▶ Activity: Return the lines below in which the string "time" occurs.

▶ Provided data:
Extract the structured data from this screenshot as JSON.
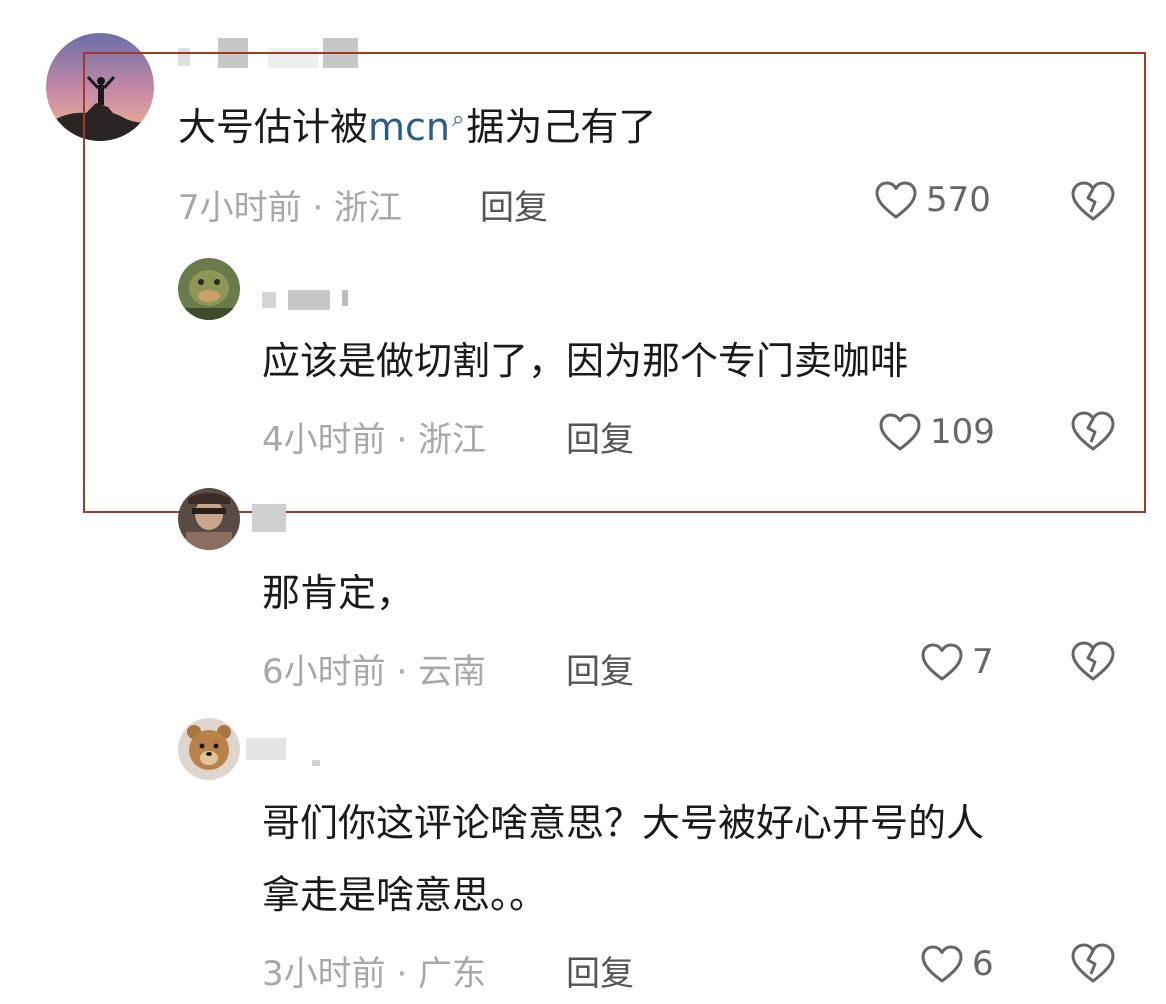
{
  "comments": [
    {
      "text_before": "大号估计被",
      "mention": "mcn",
      "text_after": "据为己有了",
      "time": "7小时前",
      "location": "浙江",
      "meta": "7小时前 · 浙江",
      "reply_label": "回复",
      "likes": "570"
    },
    {
      "text": "应该是做切割了，因为那个专门卖咖啡",
      "time": "4小时前",
      "location": "浙江",
      "meta": "4小时前 · 浙江",
      "reply_label": "回复",
      "likes": "109"
    },
    {
      "text": "那肯定，",
      "time": "6小时前",
      "location": "云南",
      "meta": "6小时前 · 云南",
      "reply_label": "回复",
      "likes": "7"
    },
    {
      "text_line1": "哥们你这评论啥意思？大号被好心开号的人",
      "text_line2": "拿走是啥意思。。",
      "time": "3小时前",
      "location": "广东",
      "meta": "3小时前 · 广东",
      "reply_label": "回复",
      "likes": "6"
    }
  ],
  "icons": {
    "like": "heart-outline-icon",
    "dislike": "broken-heart-icon",
    "mention": "search-icon"
  },
  "colors": {
    "highlight_border": "#a23a2c",
    "mention": "#2a5b8c",
    "meta_gray": "#a8a8a8"
  }
}
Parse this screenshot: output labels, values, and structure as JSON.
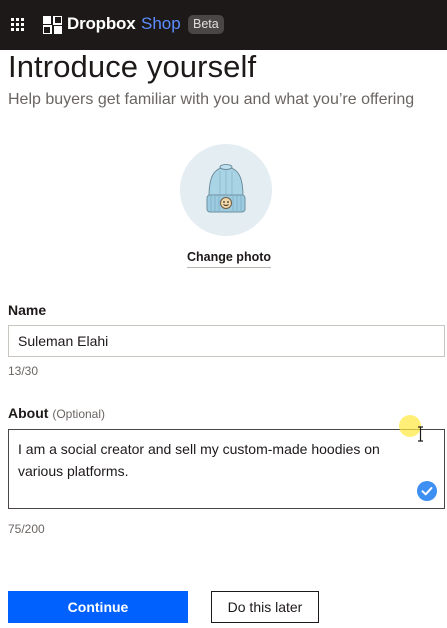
{
  "header": {
    "brand": "Dropbox",
    "brand_suffix": "Shop",
    "badge": "Beta",
    "menu_icon": "app-grid-icon",
    "logo_icon": "dropbox-logo-icon"
  },
  "intro": {
    "title": "Introduce yourself",
    "subtitle": "Help buyers get familiar with you and what you’re offering"
  },
  "photo": {
    "image": "beanie-hat-avatar",
    "change_label": "Change photo"
  },
  "name_field": {
    "label": "Name",
    "value": "Suleman Elahi",
    "counter": "13/30"
  },
  "about_field": {
    "label": "About",
    "optional": "(Optional)",
    "value": "I am a social creator and sell my custom-made hoodies on various platforms.",
    "counter": "75/200",
    "status_icon": "check-circle-icon"
  },
  "actions": {
    "continue_label": "Continue",
    "later_label": "Do this later"
  },
  "colors": {
    "primary": "#0061fe",
    "topbar": "#1e1919",
    "shop_text": "#5b8dff",
    "check": "#3d8ff2"
  }
}
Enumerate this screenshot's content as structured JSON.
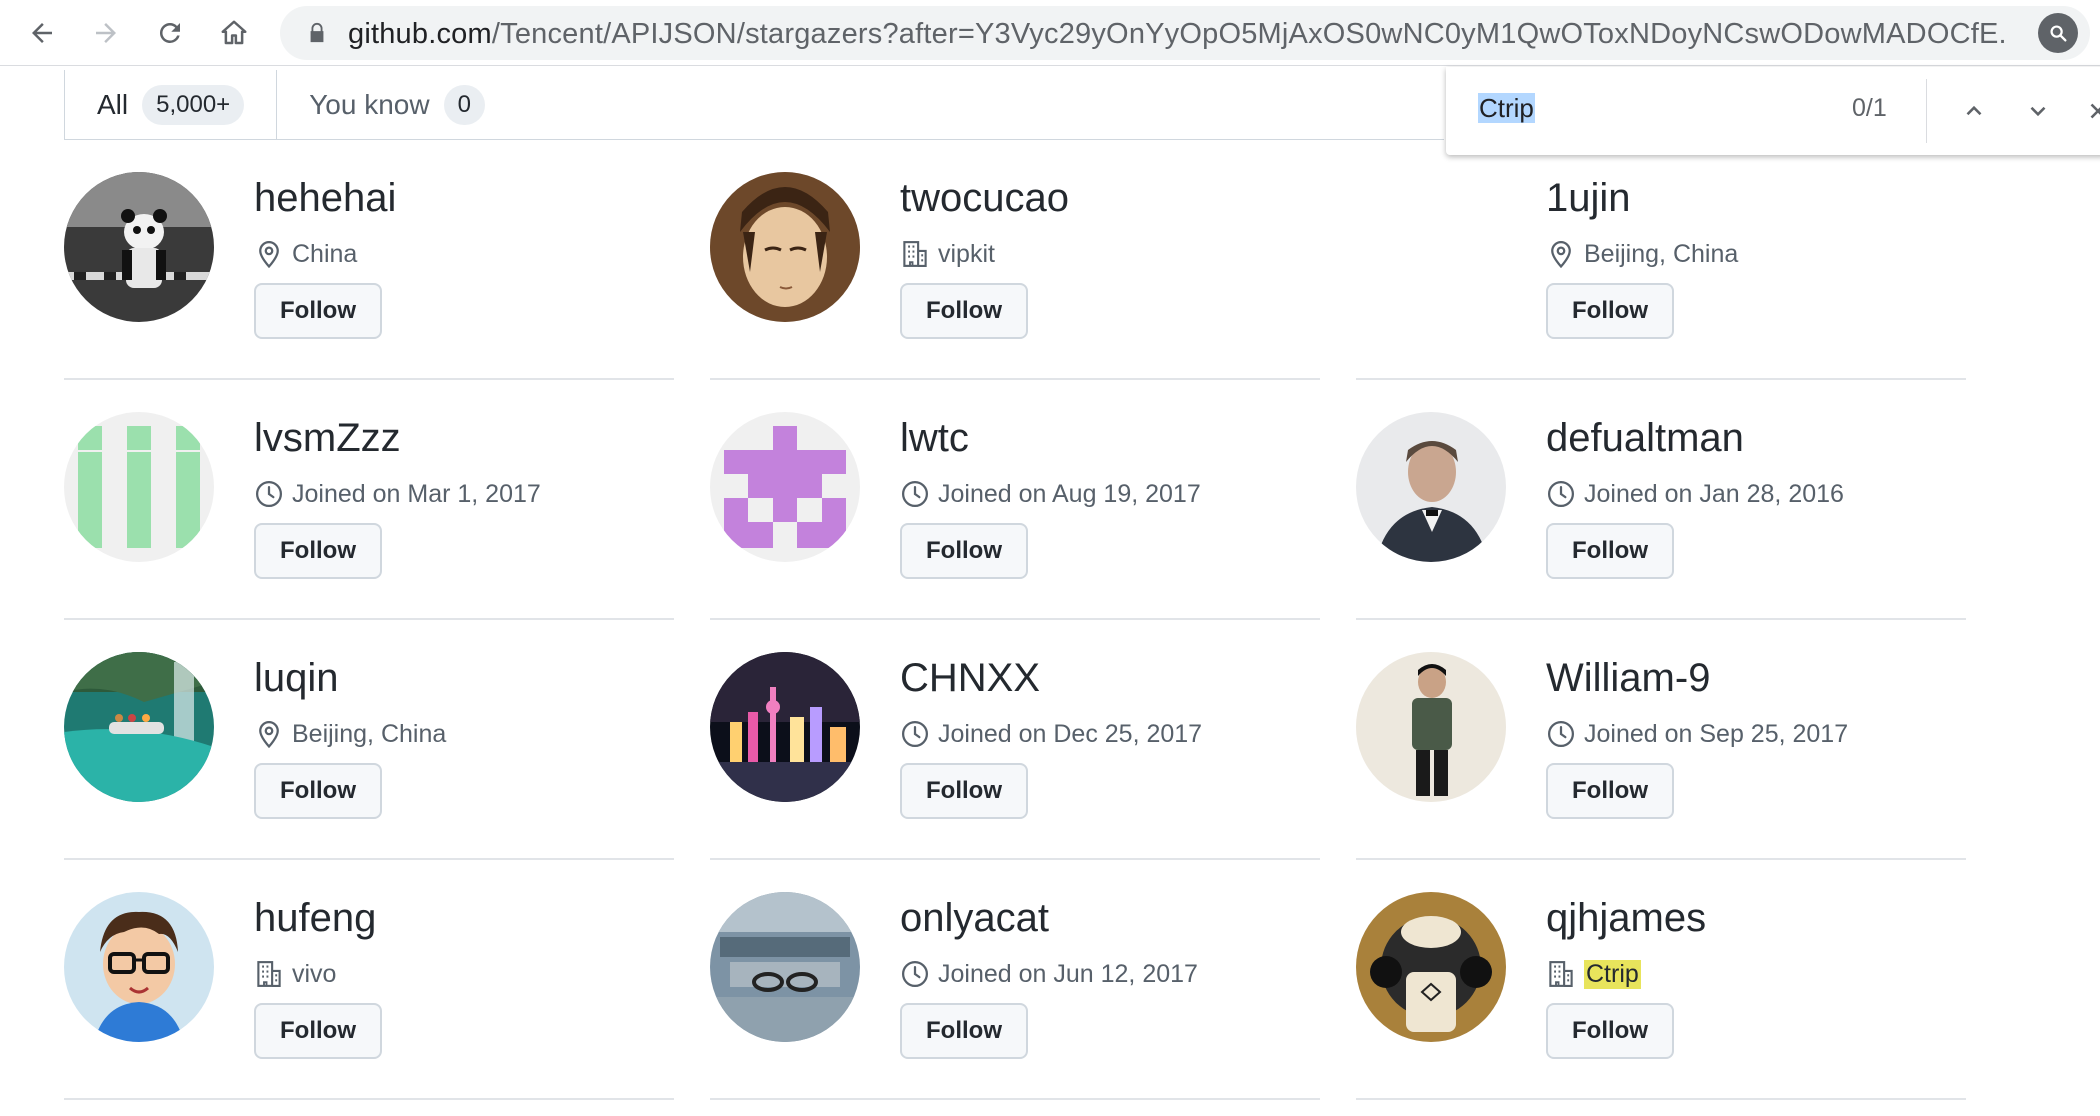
{
  "browser": {
    "url_host": "github.com",
    "url_path": "/Tencent/APIJSON/stargazers?after=Y3Vyc29yOnYyOpO5MjAxOS0wNC0yM1QwOToxNDoyNCswODowMADOCfE..."
  },
  "tabs": [
    {
      "label": "All",
      "count": "5,000+"
    },
    {
      "label": "You know",
      "count": "0"
    }
  ],
  "find": {
    "query": "Ctrip",
    "count": "0/1"
  },
  "follow_label": "Follow",
  "users": [
    {
      "name": "hehehai",
      "meta_icon": "location-icon",
      "meta": "China"
    },
    {
      "name": "twocucao",
      "meta_icon": "organization-icon",
      "meta": "vipkit"
    },
    {
      "name": "1ujin",
      "meta_icon": "location-icon",
      "meta": "Beijing, China"
    },
    {
      "name": "lvsmZzz",
      "meta_icon": "clock-icon",
      "meta": "Joined on Mar 1, 2017"
    },
    {
      "name": "lwtc",
      "meta_icon": "clock-icon",
      "meta": "Joined on Aug 19, 2017"
    },
    {
      "name": "defualtman",
      "meta_icon": "clock-icon",
      "meta": "Joined on Jan 28, 2016"
    },
    {
      "name": "luqin",
      "meta_icon": "location-icon",
      "meta": "Beijing, China"
    },
    {
      "name": "CHNXX",
      "meta_icon": "clock-icon",
      "meta": "Joined on Dec 25, 2017"
    },
    {
      "name": "William-9",
      "meta_icon": "clock-icon",
      "meta": "Joined on Sep 25, 2017"
    },
    {
      "name": "hufeng",
      "meta_icon": "organization-icon",
      "meta": "vivo"
    },
    {
      "name": "onlyacat",
      "meta_icon": "clock-icon",
      "meta": "Joined on Jun 12, 2017"
    },
    {
      "name": "qjhjames",
      "meta_icon": "organization-icon",
      "meta": "Ctrip",
      "highlighted": true
    }
  ],
  "colors": {
    "find_match_highlight": "#e8e45c",
    "find_query_selection": "#b3d7ff",
    "border": "#d0d7de"
  }
}
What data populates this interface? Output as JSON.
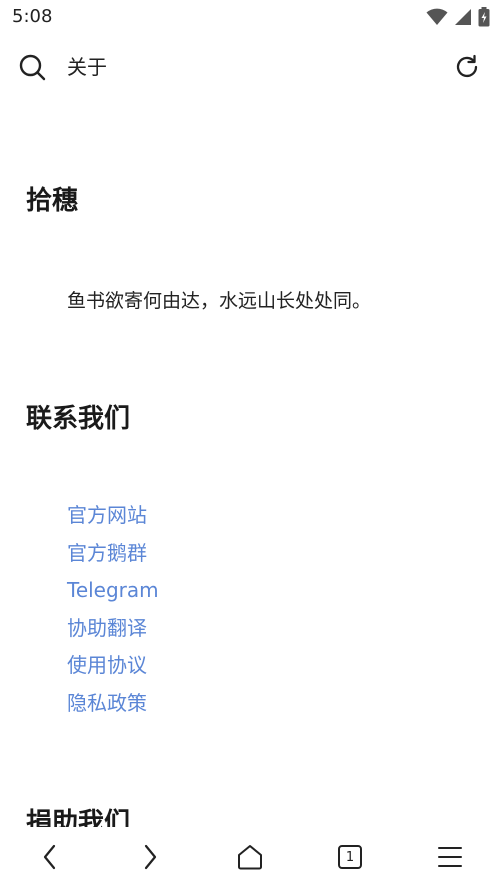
{
  "status_bar": {
    "time": "5:08",
    "icons": [
      "wifi-icon",
      "cellular-signal-icon",
      "battery-charging-icon"
    ]
  },
  "toolbar": {
    "title": "关于",
    "left_icon": "search-icon",
    "right_icon": "refresh-icon"
  },
  "sections": {
    "intro": {
      "heading": "拾穗",
      "quote": "鱼书欲寄何由达，水远山长处处同。"
    },
    "contact": {
      "heading": "联系我们",
      "links": [
        "官方网站",
        "官方鹅群",
        "Telegram",
        "协助翻译",
        "使用协议",
        "隐私政策"
      ]
    },
    "donate": {
      "heading": "捐助我们"
    }
  },
  "bottom_nav": {
    "tab_count": "1",
    "icons": [
      "back-arrow-icon",
      "forward-arrow-icon",
      "home-icon",
      "tabs-icon",
      "menu-icon"
    ]
  },
  "colors": {
    "link": "#5b86d6",
    "text": "#1a1a1a",
    "background": "#ffffff"
  }
}
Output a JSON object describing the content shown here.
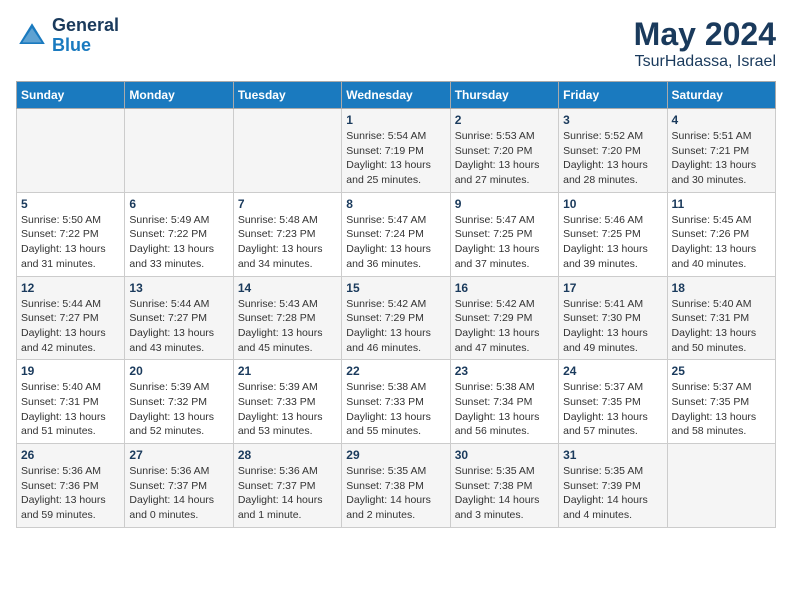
{
  "header": {
    "logo_line1": "General",
    "logo_line2": "Blue",
    "month_year": "May 2024",
    "location": "TsurHadassa, Israel"
  },
  "weekdays": [
    "Sunday",
    "Monday",
    "Tuesday",
    "Wednesday",
    "Thursday",
    "Friday",
    "Saturday"
  ],
  "weeks": [
    [
      {
        "day": "",
        "detail": ""
      },
      {
        "day": "",
        "detail": ""
      },
      {
        "day": "",
        "detail": ""
      },
      {
        "day": "1",
        "detail": "Sunrise: 5:54 AM\nSunset: 7:19 PM\nDaylight: 13 hours\nand 25 minutes."
      },
      {
        "day": "2",
        "detail": "Sunrise: 5:53 AM\nSunset: 7:20 PM\nDaylight: 13 hours\nand 27 minutes."
      },
      {
        "day": "3",
        "detail": "Sunrise: 5:52 AM\nSunset: 7:20 PM\nDaylight: 13 hours\nand 28 minutes."
      },
      {
        "day": "4",
        "detail": "Sunrise: 5:51 AM\nSunset: 7:21 PM\nDaylight: 13 hours\nand 30 minutes."
      }
    ],
    [
      {
        "day": "5",
        "detail": "Sunrise: 5:50 AM\nSunset: 7:22 PM\nDaylight: 13 hours\nand 31 minutes."
      },
      {
        "day": "6",
        "detail": "Sunrise: 5:49 AM\nSunset: 7:22 PM\nDaylight: 13 hours\nand 33 minutes."
      },
      {
        "day": "7",
        "detail": "Sunrise: 5:48 AM\nSunset: 7:23 PM\nDaylight: 13 hours\nand 34 minutes."
      },
      {
        "day": "8",
        "detail": "Sunrise: 5:47 AM\nSunset: 7:24 PM\nDaylight: 13 hours\nand 36 minutes."
      },
      {
        "day": "9",
        "detail": "Sunrise: 5:47 AM\nSunset: 7:25 PM\nDaylight: 13 hours\nand 37 minutes."
      },
      {
        "day": "10",
        "detail": "Sunrise: 5:46 AM\nSunset: 7:25 PM\nDaylight: 13 hours\nand 39 minutes."
      },
      {
        "day": "11",
        "detail": "Sunrise: 5:45 AM\nSunset: 7:26 PM\nDaylight: 13 hours\nand 40 minutes."
      }
    ],
    [
      {
        "day": "12",
        "detail": "Sunrise: 5:44 AM\nSunset: 7:27 PM\nDaylight: 13 hours\nand 42 minutes."
      },
      {
        "day": "13",
        "detail": "Sunrise: 5:44 AM\nSunset: 7:27 PM\nDaylight: 13 hours\nand 43 minutes."
      },
      {
        "day": "14",
        "detail": "Sunrise: 5:43 AM\nSunset: 7:28 PM\nDaylight: 13 hours\nand 45 minutes."
      },
      {
        "day": "15",
        "detail": "Sunrise: 5:42 AM\nSunset: 7:29 PM\nDaylight: 13 hours\nand 46 minutes."
      },
      {
        "day": "16",
        "detail": "Sunrise: 5:42 AM\nSunset: 7:29 PM\nDaylight: 13 hours\nand 47 minutes."
      },
      {
        "day": "17",
        "detail": "Sunrise: 5:41 AM\nSunset: 7:30 PM\nDaylight: 13 hours\nand 49 minutes."
      },
      {
        "day": "18",
        "detail": "Sunrise: 5:40 AM\nSunset: 7:31 PM\nDaylight: 13 hours\nand 50 minutes."
      }
    ],
    [
      {
        "day": "19",
        "detail": "Sunrise: 5:40 AM\nSunset: 7:31 PM\nDaylight: 13 hours\nand 51 minutes."
      },
      {
        "day": "20",
        "detail": "Sunrise: 5:39 AM\nSunset: 7:32 PM\nDaylight: 13 hours\nand 52 minutes."
      },
      {
        "day": "21",
        "detail": "Sunrise: 5:39 AM\nSunset: 7:33 PM\nDaylight: 13 hours\nand 53 minutes."
      },
      {
        "day": "22",
        "detail": "Sunrise: 5:38 AM\nSunset: 7:33 PM\nDaylight: 13 hours\nand 55 minutes."
      },
      {
        "day": "23",
        "detail": "Sunrise: 5:38 AM\nSunset: 7:34 PM\nDaylight: 13 hours\nand 56 minutes."
      },
      {
        "day": "24",
        "detail": "Sunrise: 5:37 AM\nSunset: 7:35 PM\nDaylight: 13 hours\nand 57 minutes."
      },
      {
        "day": "25",
        "detail": "Sunrise: 5:37 AM\nSunset: 7:35 PM\nDaylight: 13 hours\nand 58 minutes."
      }
    ],
    [
      {
        "day": "26",
        "detail": "Sunrise: 5:36 AM\nSunset: 7:36 PM\nDaylight: 13 hours\nand 59 minutes."
      },
      {
        "day": "27",
        "detail": "Sunrise: 5:36 AM\nSunset: 7:37 PM\nDaylight: 14 hours\nand 0 minutes."
      },
      {
        "day": "28",
        "detail": "Sunrise: 5:36 AM\nSunset: 7:37 PM\nDaylight: 14 hours\nand 1 minute."
      },
      {
        "day": "29",
        "detail": "Sunrise: 5:35 AM\nSunset: 7:38 PM\nDaylight: 14 hours\nand 2 minutes."
      },
      {
        "day": "30",
        "detail": "Sunrise: 5:35 AM\nSunset: 7:38 PM\nDaylight: 14 hours\nand 3 minutes."
      },
      {
        "day": "31",
        "detail": "Sunrise: 5:35 AM\nSunset: 7:39 PM\nDaylight: 14 hours\nand 4 minutes."
      },
      {
        "day": "",
        "detail": ""
      }
    ]
  ]
}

▶ Task answer:
      "time": "7小时前",
      "time": "4小时前",
      "time": "6小时前",
      "time": "3小时前",
    "time": "5:08",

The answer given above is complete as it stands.